(Photo: DC)

We eventually see a monster-filled battle take place with Diana right in the center of it all, and that scene had its own share of challenges.

"Oh my gosh. I mean that was definitely like the most difficult just to wrap your head around because you had to keep track of where all the characters were, and when there were story points, you're seeing it from this character's point of view," Ying said. "Then I'd have to backtrack and actually like move where she is physically so that that shot makes sense. So it was a lot of back and forth, just kind of like trying to stage it, and I think very cinematically because my background is animation."

While we know Diana grows up to become Wonder Woman, the book doesn't make that a focus of the story.

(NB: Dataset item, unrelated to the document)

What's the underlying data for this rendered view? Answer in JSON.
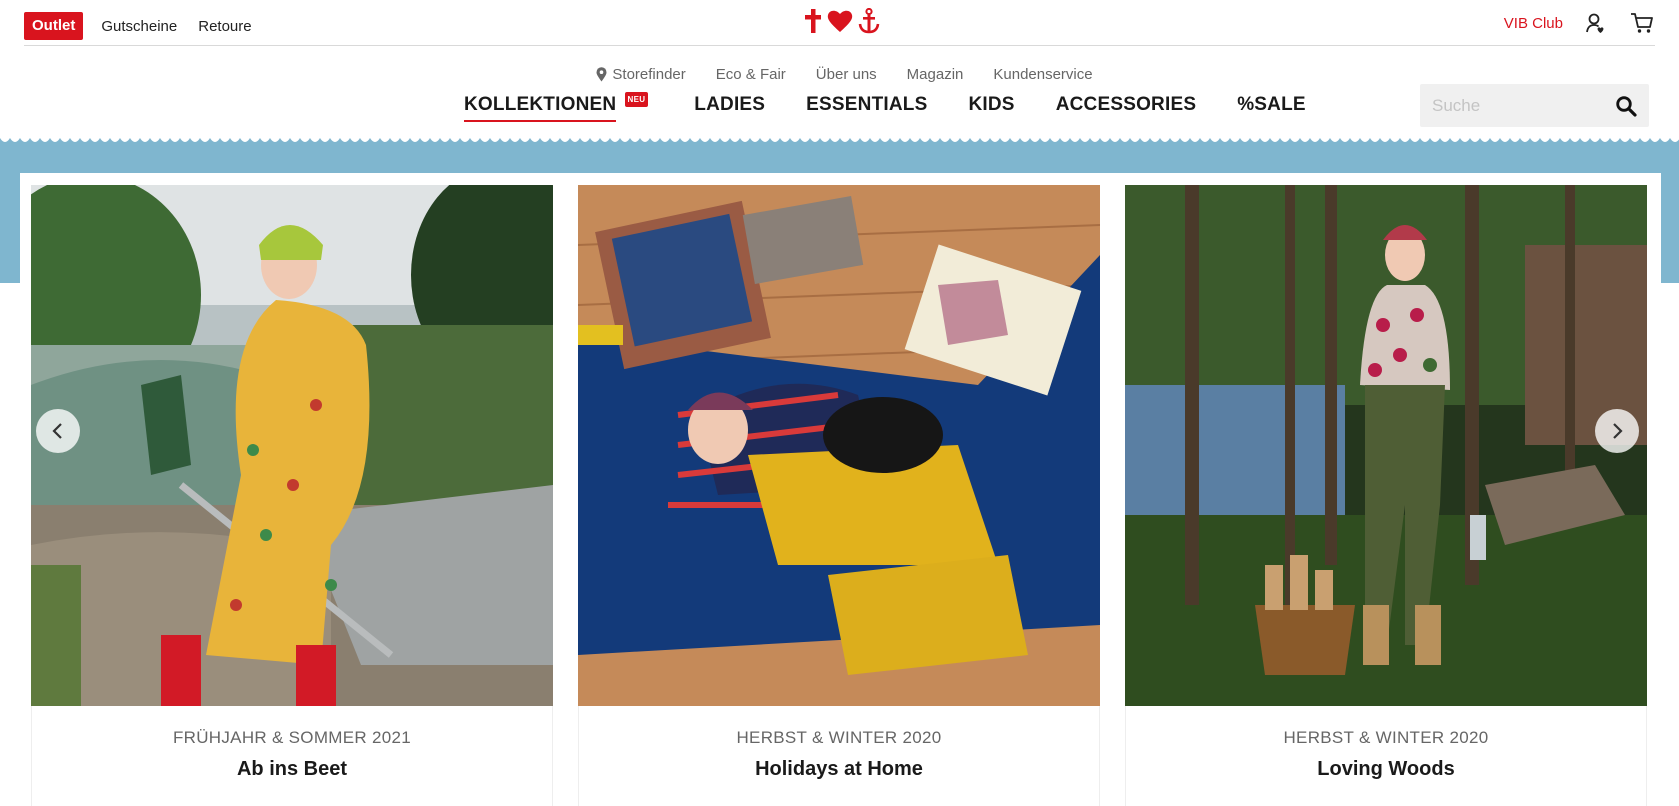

"When we watched the new Wonder Woman movie, both Dean and I just loved the Themyscira scenes so much and our kids were crazy about it," Shannon said. "All of them were just crazy about seeing young Diana, and for all of us, we just wanted more. We wanted more of that. We wanted to see Themyscira through a kid's eyes, what is that like? So we were not ever in a rush to push her to be Wonder Woman. We want to make sure that she resonates as a character. There should be a clear straight line from this Diana to the Wonder Woman that we know, but we always wanted to really respect that time when she's a kid and allow her a story of just being that little girl before she grows up to be who she'll become."

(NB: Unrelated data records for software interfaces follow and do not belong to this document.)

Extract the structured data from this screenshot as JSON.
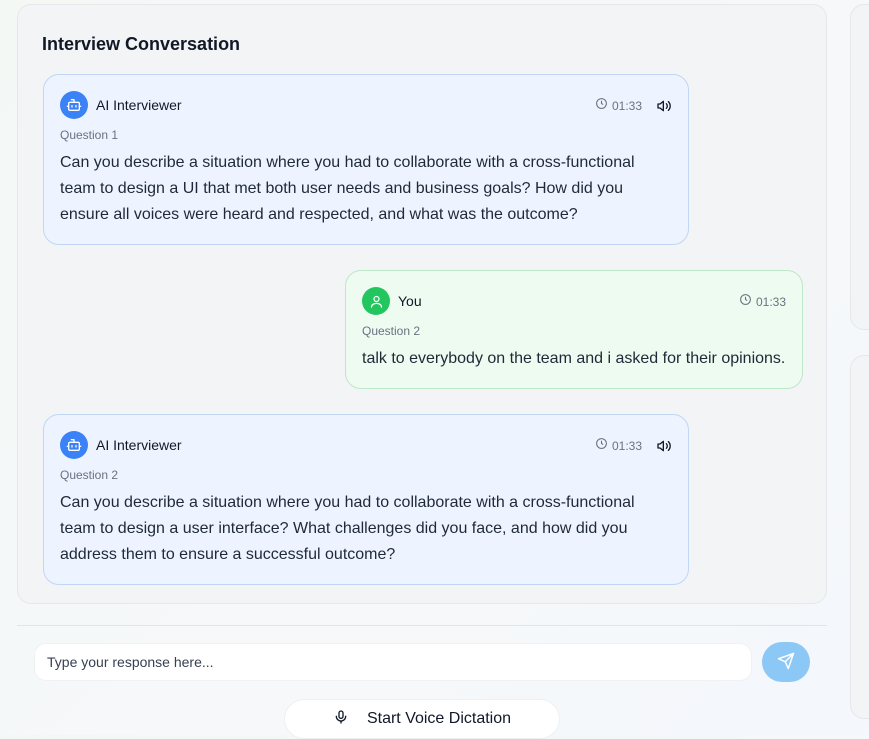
{
  "conversation": {
    "title": "Interview Conversation",
    "messages": [
      {
        "role": "ai",
        "sender": "AI Interviewer",
        "time": "01:33",
        "question_label": "Question 1",
        "text": "Can you describe a situation where you had to collaborate with a cross-functional team to design a UI that met both user needs and business goals? How did you ensure all voices were heard and respected, and what was the outcome?"
      },
      {
        "role": "user",
        "sender": "You",
        "time": "01:33",
        "question_label": "Question 2",
        "text": "talk to everybody on the team and i asked for their opinions."
      },
      {
        "role": "ai",
        "sender": "AI Interviewer",
        "time": "01:33",
        "question_label": "Question 2",
        "text": "Can you describe a situation where you had to collaborate with a cross-functional team to design a user interface? What challenges did you face, and how did you address them to ensure a successful outcome?"
      }
    ]
  },
  "composer": {
    "placeholder": "Type your response here...",
    "value": "",
    "send_icon": "send-icon"
  },
  "voice": {
    "label": "Start Voice Dictation",
    "icon": "microphone-icon"
  },
  "colors": {
    "ai_bubble": "#edf4ff",
    "user_bubble": "#edfbf1",
    "ai_avatar": "#3b82f6",
    "user_avatar": "#22c55e",
    "send_button": "#8cc8f5"
  }
}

(Photo: DC)

"I always envisioned it being as one of the experiences that helped shape her to become the woman that she would," Dean said. "So it's just like one ingredient in the recipe that becomes Wonder Woman."

As for the future, Dean and Shannon would love to reteam with Victoria for more Diana adventures, but they also have some other things in the pipeline.

"We would love to do another Diana with Victoria," Shannon said. "We have some ideas. One especially that we're super excited about. So we're hoping to be able to do that. And Dean and I are also doing an Amethyst, Princess of Gemworld middle-grade graphic novel with DC. I don't think that has a release date yet, but yeah. But we've written the script and it's moving onto an artist now. So that's actually a character we were wanting to write for 20 years. So it was very exciting for us to get to do the first middle-grade graphic novel about her."

"As far as other characters go, I have so many, but I love Blue Devil," Dean said. "But in terms of like a prequel story kind of like this, I'd love to do like a kid Darkseid."

"I think you would kill that Dean," Shannon said. "I think you would kill it. I would love to see what you did."


"Yeah. For me, I think that there's definitely a lot of female characters I'd love to see explored at this young age too, just because it is so formative and we always kind of gloss over it with superheroes. So I'd love to see like maybe Starfire, would be really fun to do. Like I love the Teen Titan stuff, especially like the cartoon Titans GO stuff, they make it so fun and I'd really love to kind of explore that. And also a Harley Quinn, like she's a very complicated character and she's somebody that, you know, again, I'm like, where does she come from? What was her upbringing like? I think that would be really interesting to explore."

We are definitely up for all those, but you can read the team's work on Diana: Princess of the Amazons right now.